▶ _Records for the task_
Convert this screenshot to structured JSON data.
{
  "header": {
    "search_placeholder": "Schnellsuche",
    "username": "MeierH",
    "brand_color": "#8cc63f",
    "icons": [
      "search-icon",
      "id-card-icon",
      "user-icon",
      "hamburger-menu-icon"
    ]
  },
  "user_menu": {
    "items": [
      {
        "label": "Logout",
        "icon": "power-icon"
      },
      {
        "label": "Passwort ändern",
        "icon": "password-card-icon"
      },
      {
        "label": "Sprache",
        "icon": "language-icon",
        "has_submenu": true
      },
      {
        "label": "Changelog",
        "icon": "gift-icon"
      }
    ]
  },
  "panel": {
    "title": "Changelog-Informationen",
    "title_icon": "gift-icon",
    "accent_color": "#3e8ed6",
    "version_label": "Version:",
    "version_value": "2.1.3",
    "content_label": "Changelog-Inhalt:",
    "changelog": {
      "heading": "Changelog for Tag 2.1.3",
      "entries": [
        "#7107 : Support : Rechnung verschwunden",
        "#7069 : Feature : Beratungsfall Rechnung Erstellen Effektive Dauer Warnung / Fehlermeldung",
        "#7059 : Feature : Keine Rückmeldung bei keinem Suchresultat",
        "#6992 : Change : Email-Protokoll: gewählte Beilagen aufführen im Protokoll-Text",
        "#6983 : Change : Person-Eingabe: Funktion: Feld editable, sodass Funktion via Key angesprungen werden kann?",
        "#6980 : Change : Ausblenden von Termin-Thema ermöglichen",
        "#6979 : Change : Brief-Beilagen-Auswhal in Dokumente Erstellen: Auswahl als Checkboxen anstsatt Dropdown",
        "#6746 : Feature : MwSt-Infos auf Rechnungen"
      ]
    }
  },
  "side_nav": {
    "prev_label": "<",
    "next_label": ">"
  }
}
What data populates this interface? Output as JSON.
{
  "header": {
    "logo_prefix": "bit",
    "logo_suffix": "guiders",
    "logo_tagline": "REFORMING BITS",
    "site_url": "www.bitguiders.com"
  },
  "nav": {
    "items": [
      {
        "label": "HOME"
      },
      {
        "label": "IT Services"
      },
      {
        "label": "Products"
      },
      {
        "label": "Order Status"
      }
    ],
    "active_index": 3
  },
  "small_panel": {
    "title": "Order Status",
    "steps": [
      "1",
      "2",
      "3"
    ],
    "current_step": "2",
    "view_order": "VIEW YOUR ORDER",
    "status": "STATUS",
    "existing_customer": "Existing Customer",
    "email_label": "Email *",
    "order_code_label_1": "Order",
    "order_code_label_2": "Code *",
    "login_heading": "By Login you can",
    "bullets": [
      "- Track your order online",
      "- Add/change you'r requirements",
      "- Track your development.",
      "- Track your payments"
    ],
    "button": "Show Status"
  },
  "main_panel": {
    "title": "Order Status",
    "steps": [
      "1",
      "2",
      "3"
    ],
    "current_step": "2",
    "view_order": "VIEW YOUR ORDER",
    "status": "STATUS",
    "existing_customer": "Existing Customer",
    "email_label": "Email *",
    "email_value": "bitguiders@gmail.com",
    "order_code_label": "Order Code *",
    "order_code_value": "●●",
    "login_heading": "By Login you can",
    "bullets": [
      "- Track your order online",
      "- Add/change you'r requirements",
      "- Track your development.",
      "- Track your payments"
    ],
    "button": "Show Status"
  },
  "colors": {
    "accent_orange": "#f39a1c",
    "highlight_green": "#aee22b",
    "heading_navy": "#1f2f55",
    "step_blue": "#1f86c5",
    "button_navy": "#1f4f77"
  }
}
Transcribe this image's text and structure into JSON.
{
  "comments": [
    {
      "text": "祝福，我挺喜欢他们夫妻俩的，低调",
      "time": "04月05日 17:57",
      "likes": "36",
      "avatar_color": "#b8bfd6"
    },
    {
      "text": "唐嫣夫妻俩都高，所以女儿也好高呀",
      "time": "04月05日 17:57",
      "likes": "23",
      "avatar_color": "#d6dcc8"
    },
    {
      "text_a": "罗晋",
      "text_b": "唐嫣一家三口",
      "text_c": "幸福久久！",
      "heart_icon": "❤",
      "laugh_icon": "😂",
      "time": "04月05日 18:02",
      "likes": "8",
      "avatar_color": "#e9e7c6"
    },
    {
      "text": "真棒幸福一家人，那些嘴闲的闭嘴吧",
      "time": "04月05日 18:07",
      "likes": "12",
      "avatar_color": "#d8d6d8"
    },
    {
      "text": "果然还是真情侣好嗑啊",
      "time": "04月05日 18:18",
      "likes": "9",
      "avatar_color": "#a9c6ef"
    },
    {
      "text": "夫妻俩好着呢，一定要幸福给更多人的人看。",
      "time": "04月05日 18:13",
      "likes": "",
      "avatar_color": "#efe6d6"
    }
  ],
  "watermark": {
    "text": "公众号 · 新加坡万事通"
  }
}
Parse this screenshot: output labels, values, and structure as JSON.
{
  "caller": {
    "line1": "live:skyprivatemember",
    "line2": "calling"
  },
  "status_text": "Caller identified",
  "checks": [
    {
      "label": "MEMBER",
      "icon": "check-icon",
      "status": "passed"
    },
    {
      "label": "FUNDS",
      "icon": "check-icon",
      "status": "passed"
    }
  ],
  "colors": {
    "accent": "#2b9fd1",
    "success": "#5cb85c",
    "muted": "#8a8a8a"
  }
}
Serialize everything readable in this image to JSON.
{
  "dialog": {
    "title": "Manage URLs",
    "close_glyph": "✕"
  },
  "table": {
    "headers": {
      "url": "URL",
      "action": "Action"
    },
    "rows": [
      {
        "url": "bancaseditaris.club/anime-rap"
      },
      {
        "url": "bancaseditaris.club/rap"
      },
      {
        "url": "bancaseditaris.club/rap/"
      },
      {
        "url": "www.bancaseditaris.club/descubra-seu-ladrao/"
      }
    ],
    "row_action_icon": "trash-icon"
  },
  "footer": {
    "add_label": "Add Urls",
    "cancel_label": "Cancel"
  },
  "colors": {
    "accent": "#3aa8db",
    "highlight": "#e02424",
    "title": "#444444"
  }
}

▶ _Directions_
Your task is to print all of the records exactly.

▶ _Result for this exercise_
Convert this screenshot to structured JSON data.
{
  "header": {
    "search_placeholder": "Schnellsuche",
    "username": "MeierH",
    "brand_color": "#8cc63f",
    "icons": [
      "search-icon",
      "id-card-icon",
      "user-icon",
      "hamburger-menu-icon"
    ]
  },
  "user_menu": {
    "items": [
      {
        "label": "Logout",
        "icon": "power-icon"
      },
      {
        "label": "Passwort ändern",
        "icon": "password-card-icon"
      },
      {
        "label": "Sprache",
        "icon": "language-icon",
        "has_submenu": true
      },
      {
        "label": "Changelog",
        "icon": "gift-icon"
      }
    ]
  },
  "panel": {
    "title": "Changelog-Informationen",
    "title_icon": "gift-icon",
    "accent_color": "#3e8ed6",
    "version_label": "Version:",
    "version_value": "2.1.3",
    "content_label": "Changelog-Inhalt:",
    "changelog": {
      "heading": "Changelog for Tag 2.1.3",
      "entries": [
        "#7107 : Support : Rechnung verschwunden",
        "#7069 : Feature : Beratungsfall Rechnung Erstellen Effektive Dauer Warnung / Fehlermeldung",
        "#7059 : Feature : Keine Rückmeldung bei keinem Suchresultat",
        "#6992 : Change : Email-Protokoll: gewählte Beilagen aufführen im Protokoll-Text",
        "#6983 : Change : Person-Eingabe: Funktion: Feld editable, sodass Funktion via Key angesprungen werden kann?",
        "#6980 : Change : Ausblenden von Termin-Thema ermöglichen",
        "#6979 : Change : Brief-Beilagen-Auswhal in Dokumente Erstellen: Auswahl als Checkboxen anstsatt Dropdown",
        "#6746 : Feature : MwSt-Infos auf Rechnungen"
      ]
    }
  },
  "side_nav": {
    "prev_label": "<",
    "next_label": ">"
  }
}
What data populates this interface? Output as JSON.
{
  "header": {
    "logo_prefix": "bit",
    "logo_suffix": "guiders",
    "logo_tagline": "REFORMING BITS",
    "site_url": "www.bitguiders.com"
  },
  "nav": {
    "items": [
      {
        "label": "HOME"
      },
      {
        "label": "IT Services"
      },
      {
        "label": "Products"
      },
      {
        "label": "Order Status"
      }
    ],
    "active_index": 3
  },
  "small_panel": {
    "title": "Order Status",
    "steps": [
      "1",
      "2",
      "3"
    ],
    "current_step": "2",
    "view_order": "VIEW YOUR ORDER",
    "status": "STATUS",
    "existing_customer": "Existing Customer",
    "email_label": "Email *",
    "order_code_label_1": "Order",
    "order_code_label_2": "Code *",
    "login_heading": "By Login you can",
    "bullets": [
      "- Track your order online",
      "- Add/change you'r requirements",
      "- Track your development.",
      "- Track your payments"
    ],
    "button": "Show Status"
  },
  "main_panel": {
    "title": "Order Status",
    "steps": [
      "1",
      "2",
      "3"
    ],
    "current_step": "2",
    "view_order": "VIEW YOUR ORDER",
    "status": "STATUS",
    "existing_customer": "Existing Customer",
    "email_label": "Email *",
    "email_value": "bitguiders@gmail.com",
    "order_code_label": "Order Code *",
    "order_code_value": "●●",
    "login_heading": "By Login you can",
    "bullets": [
      "- Track your order online",
      "- Add/change you'r requirements",
      "- Track your development.",
      "- Track your payments"
    ],
    "button": "Show Status"
  },
  "colors": {
    "accent_orange": "#f39a1c",
    "highlight_green": "#aee22b",
    "heading_navy": "#1f2f55",
    "step_blue": "#1f86c5",
    "button_navy": "#1f4f77"
  }
}
Transcribe this image's text and structure into JSON.
{
  "comments": [
    {
      "text": "祝福，我挺喜欢他们夫妻俩的，低调",
      "time": "04月05日 17:57",
      "likes": "36",
      "avatar_color": "#b8bfd6"
    },
    {
      "text": "唐嫣夫妻俩都高，所以女儿也好高呀",
      "time": "04月05日 17:57",
      "likes": "23",
      "avatar_color": "#d6dcc8"
    },
    {
      "text_a": "罗晋",
      "text_b": "唐嫣一家三口",
      "text_c": "幸福久久！",
      "heart_icon": "❤",
      "laugh_icon": "😂",
      "time": "04月05日 18:02",
      "likes": "8",
      "avatar_color": "#e9e7c6"
    },
    {
      "text": "真棒幸福一家人，那些嘴闲的闭嘴吧",
      "time": "04月05日 18:07",
      "likes": "12",
      "avatar_color": "#d8d6d8"
    },
    {
      "text": "果然还是真情侣好嗑啊",
      "time": "04月05日 18:18",
      "likes": "9",
      "avatar_color": "#a9c6ef"
    },
    {
      "text": "夫妻俩好着呢，一定要幸福给更多人的人看。",
      "time": "04月05日 18:13",
      "likes": "",
      "avatar_color": "#efe6d6"
    }
  ],
  "watermark": {
    "text": "公众号 · 新加坡万事通"
  }
}
Parse this screenshot: output labels, values, and structure as JSON.
{
  "caller": {
    "line1": "live:skyprivatemember",
    "line2": "calling"
  },
  "status_text": "Caller identified",
  "checks": [
    {
      "label": "MEMBER",
      "icon": "check-icon",
      "status": "passed"
    },
    {
      "label": "FUNDS",
      "icon": "check-icon",
      "status": "passed"
    }
  ],
  "colors": {
    "accent": "#2b9fd1",
    "success": "#5cb85c",
    "muted": "#8a8a8a"
  }
}
Serialize everything readable in this image to JSON.
{
  "dialog": {
    "title": "Manage URLs",
    "close_glyph": "✕"
  },
  "table": {
    "headers": {
      "url": "URL",
      "action": "Action"
    },
    "rows": [
      {
        "url": "bancaseditaris.club/anime-rap"
      },
      {
        "url": "bancaseditaris.club/rap"
      },
      {
        "url": "bancaseditaris.club/rap/"
      },
      {
        "url": "www.bancaseditaris.club/descubra-seu-ladrao/"
      }
    ],
    "row_action_icon": "trash-icon"
  },
  "footer": {
    "add_label": "Add Urls",
    "cancel_label": "Cancel"
  },
  "colors": {
    "accent": "#3aa8db",
    "highlight": "#e02424",
    "title": "#444444"
  }
}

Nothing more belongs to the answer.